#2
After doing some research ive found i probably blew the output transformer. I have used the amp to record directly into an interface without having a speaker connected, from the line out of course.

Is there a way to safety check if the output transformer is the cause? i Guess when i was younger i unscrewed it to check and lost the screws that connect it to the chassis. could that also be an issue?

I dont think i would attempt to install a new one if that was indeed the problem, i would just like to know exactly what im getting into.
(signature removed, please choose another)
#4
^+1
No OT in a MG
2002 PRS CE22
2013 G&L ASAT Deluxe
2009 Epiphone G-400 (SH-4)
Marshall JCM2000 DSL100
Krank 1980 Jr 20watt
Krank Rev 4x12 (eminence V12)
GFS Greenie/Digitech Bad Monkey
Morley Bad Horsie 2
MXR Smart Gate
#5
Have you tried the slow blows in there in there yet? If not then I'd put my money on the fan, that would definitely cause a fuse to go and fans on those things are pretty cheaply made.
I'm just a kickin' and a gougin' in the mud and the blood and the beer.
#7
http://music-electronics-forum.com/t6723/

contains a schmatic.

Disconnect each power supply circuit on the transformer secondary and connect each one in turn until the fuse blows - then trace down that circuit.

If you don't understand the diagram you're wasting your time anyway really - find a mate who does!

My money would be on a new TDA7293 being needed. Check around there for signs of damage.

Like acoustic mirror says there is no output transformer - solid state amps (generally) don't need them.
#9
You connected a solid state amp directly to an interface to record? You likely have blown the output transistors, or IC module. Depending on the cost of the amp, it may not be worth it to have it repaired. I know it's a little late for this now, but never connect the output of any amp into a mic or line input. Nothing good will come from it.
#10
Quote by KG6_Steven
You connected a solid state amp directly to an interface to record? You likely have blown the output transistors, or IC module. Depending on the cost of the amp, it may not be worth it to have it repaired. I know it's a little late for this now, but never connect the output of any amp into a mic or line input. Nothing good will come from it.

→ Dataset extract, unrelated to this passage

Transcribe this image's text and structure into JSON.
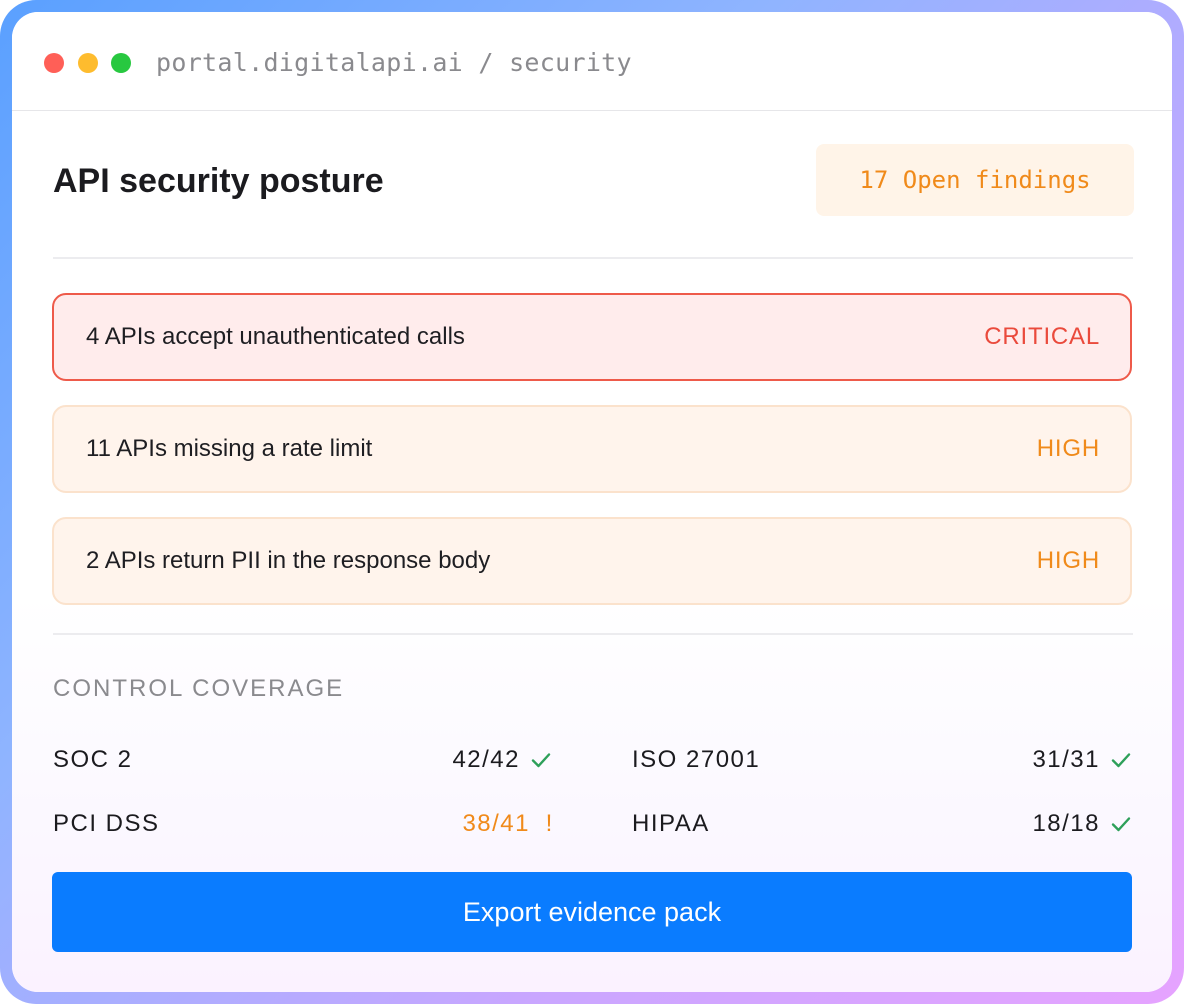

using the line out. But ive read you still need a speaker cabinet connnected, which i didnt.

How could i check if the fan is shot/causing a short?
(signature removed, please choose another)
#11
You don't need a cabinet connected. And don't listen to anyone that thinks a solid state amp has an OT. Tube amps have OTs to convert high voltage/low current to low voltage/high current. The reason why you need a cabinet connected to a tube amp is because the high voltage can build up and arc inside the amp if the OT doesn't have a speaker connected. Think of high voltage like pressure building up inside the amp until it pops. SS amps don't have a high internal voltage and are capable of running without a speaker connected.

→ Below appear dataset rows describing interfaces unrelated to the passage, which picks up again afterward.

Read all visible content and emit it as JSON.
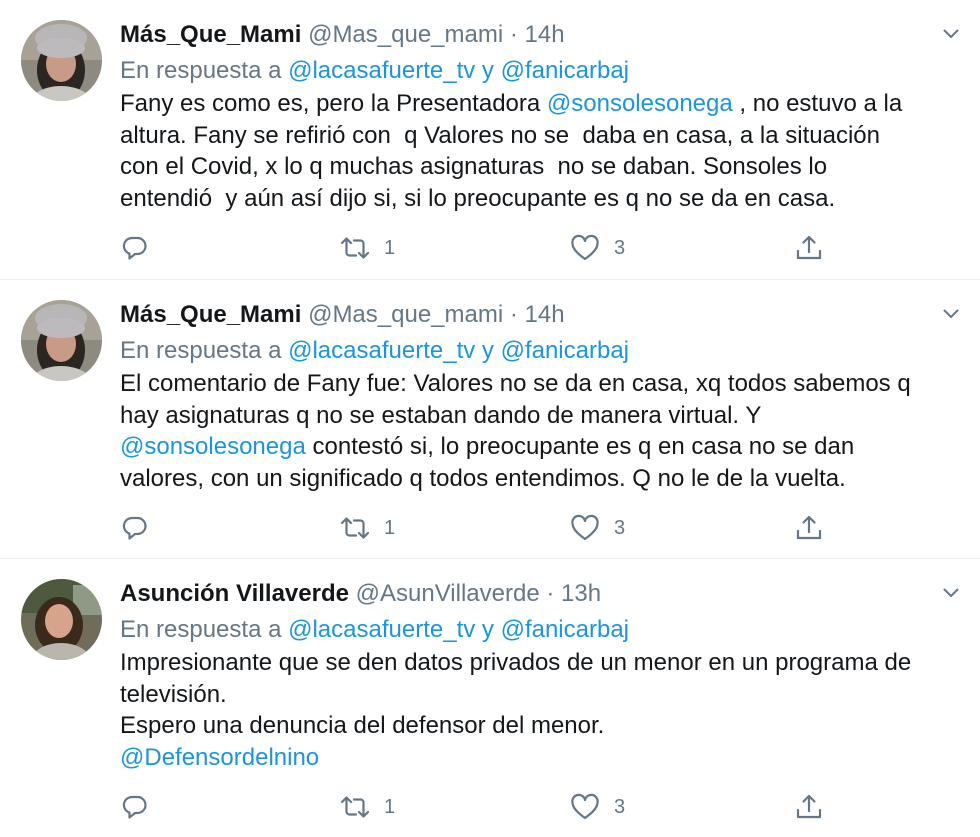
{
  "tweets": [
    {
      "name": "Más_Que_Mami",
      "handle": "@Mas_que_mami",
      "sep": " · ",
      "time": "14h",
      "reply_prefix": "En respuesta a ",
      "reply_to_1": "@lacasafuerte_tv",
      "reply_join": " y ",
      "reply_to_2": "@fanicarbaj",
      "lines": [
        {
          "a": "Fany es como es, pero la Presentadora ",
          "m": "@sonsolesonega",
          "b": " , no estuvo a la"
        },
        {
          "a": "altura. Fany se refirió con  q Valores no se  daba en casa, a la situación"
        },
        {
          "a": "con el Covid, x lo q muchas asignaturas  no se daban. Sonsoles lo"
        },
        {
          "a": "entendió  y aún así dijo si, si lo preocupante es q no se da en casa."
        }
      ],
      "retweets": "1",
      "likes": "3"
    },
    {
      "name": "Más_Que_Mami",
      "handle": "@Mas_que_mami",
      "sep": " · ",
      "time": "14h",
      "reply_prefix": "En respuesta a ",
      "reply_to_1": "@lacasafuerte_tv",
      "reply_join": " y ",
      "reply_to_2": "@fanicarbaj",
      "lines": [
        {
          "a": "El comentario de Fany fue: Valores no se da en casa, xq todos sabemos q"
        },
        {
          "a": "hay asignaturas q no se estaban dando de manera virtual. Y"
        },
        {
          "m": "@sonsolesonega",
          "b": " contestó si, lo preocupante es q en casa no se dan"
        },
        {
          "a": "valores, con un significado q todos entendimos. Q no le de la vuelta."
        }
      ],
      "retweets": "1",
      "likes": "3"
    },
    {
      "name": "Asunción Villaverde",
      "handle": "@AsunVillaverde",
      "sep": " · ",
      "time": "13h",
      "reply_prefix": "En respuesta a ",
      "reply_to_1": "@lacasafuerte_tv",
      "reply_join": " y ",
      "reply_to_2": "@fanicarbaj",
      "lines": [
        {
          "a": "Impresionante que se den datos privados de un menor en un programa de"
        },
        {
          "a": "televisión."
        },
        {
          "a": "Espero una denuncia del defensor del menor."
        },
        {
          "m": "@Defensordelnino"
        }
      ],
      "retweets": "1",
      "likes": "3"
    }
  ],
  "icons": {
    "reply": "reply-icon",
    "retweet": "retweet-icon",
    "like": "heart-icon",
    "share": "share-icon",
    "menu": "chevron-down-icon"
  },
  "colors": {
    "text": "#14171a",
    "secondary": "#657786",
    "link": "#1b95e0",
    "divider": "#e6ecf0"
  }
}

That link PSimonR posted and the schematic are your best bet if you are comfortable with messing around with electronics.

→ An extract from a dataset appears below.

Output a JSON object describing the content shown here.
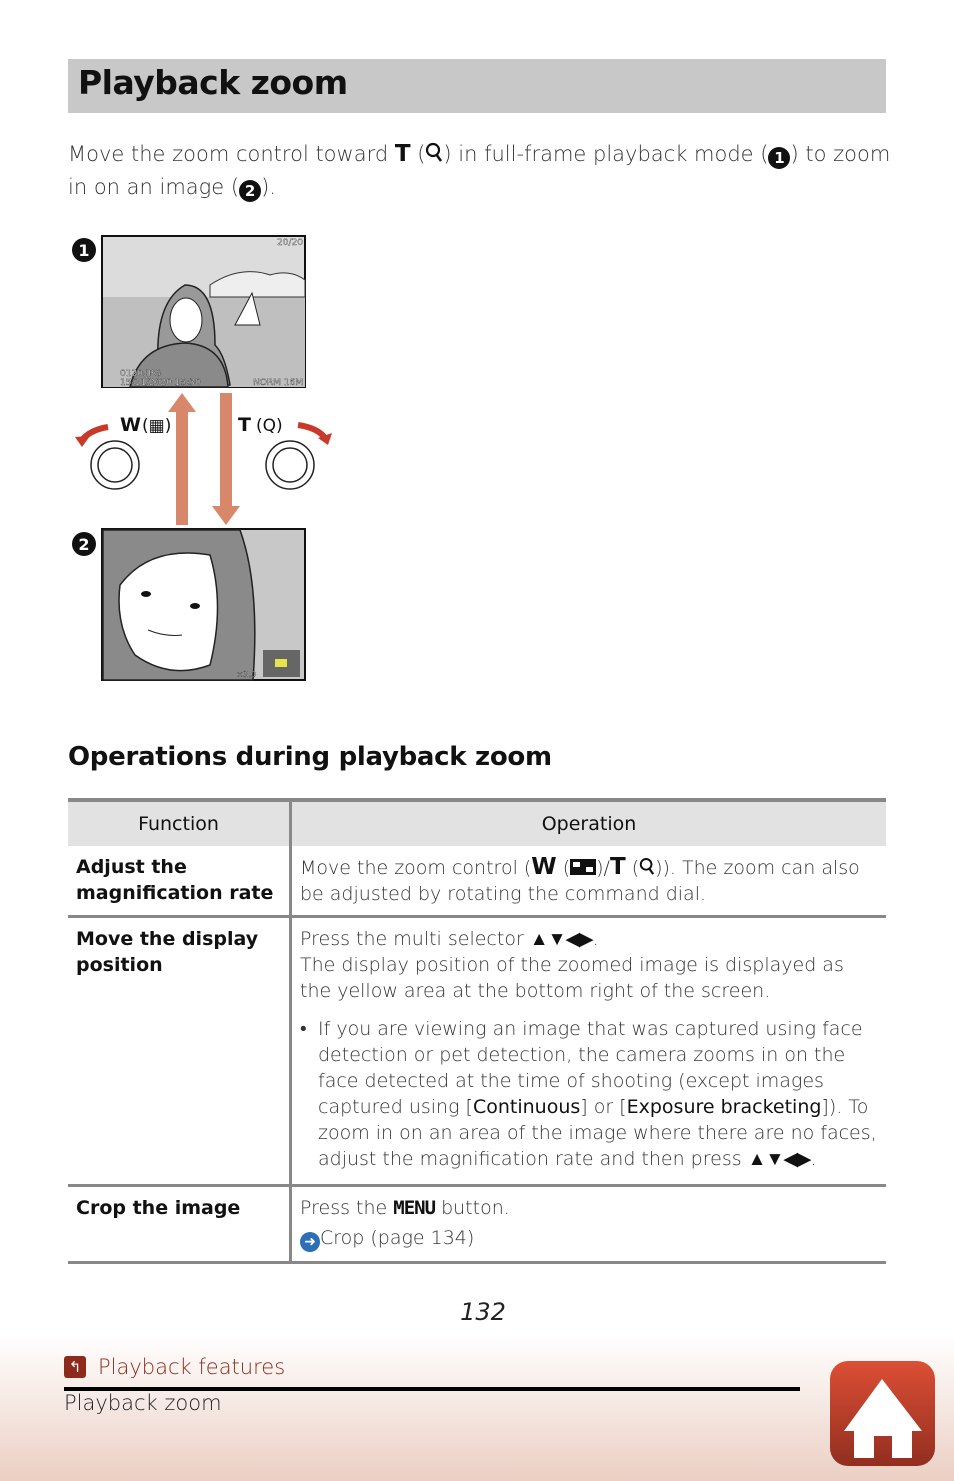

http://music-electronics-forum.com/attachments/14445d1310140834-marshall-mg100hdfx.pdf
#12
Quote by Enteroctopus
Roll up a piece of aluminum foil. Works for me!


i have a problem with this.

i know you are not serious, but not everybody may. it could likely wreck the amp, start a fiire, etc.

just be a little more careful, some people don't know the ramifications of that.
WTLT 2014 GG&A

Quote by andersondb7
alright "king of the guitar forum"


Quote by trashedlostfdup
nope i am "GOD of the guitar forum" i think that fits me better.


Quote by andersondb7
youre just being a jerk man.



****** NEW NEW NEW!
2017-07-07 2017-07-07 Update and a Chat On Noise Constraints *** NEW FRIDAY 7/7
2017-04-13 RUN AWAY from COMPUTERS!!! TCE? RANT ALERT!!!
2017-03-02 - Guitar Philosophy 1001- Be Prepared For the Situation (Thursday 2017-03-02)
2017-02-21 How to Hot-Rod the Hell of your Stratocaster for $50! (Tuesday 2017-2-21)
Resentments and Rambling from a Guitar Junkie
---> http://trashedengineering.blogspot.com/
#13
Yeah ive pretty much given up lol. I disconnected the fan, but have no idea how to see if it still works. the amp blows a fuse with it disconnected as well.
(signature removed, please choose another)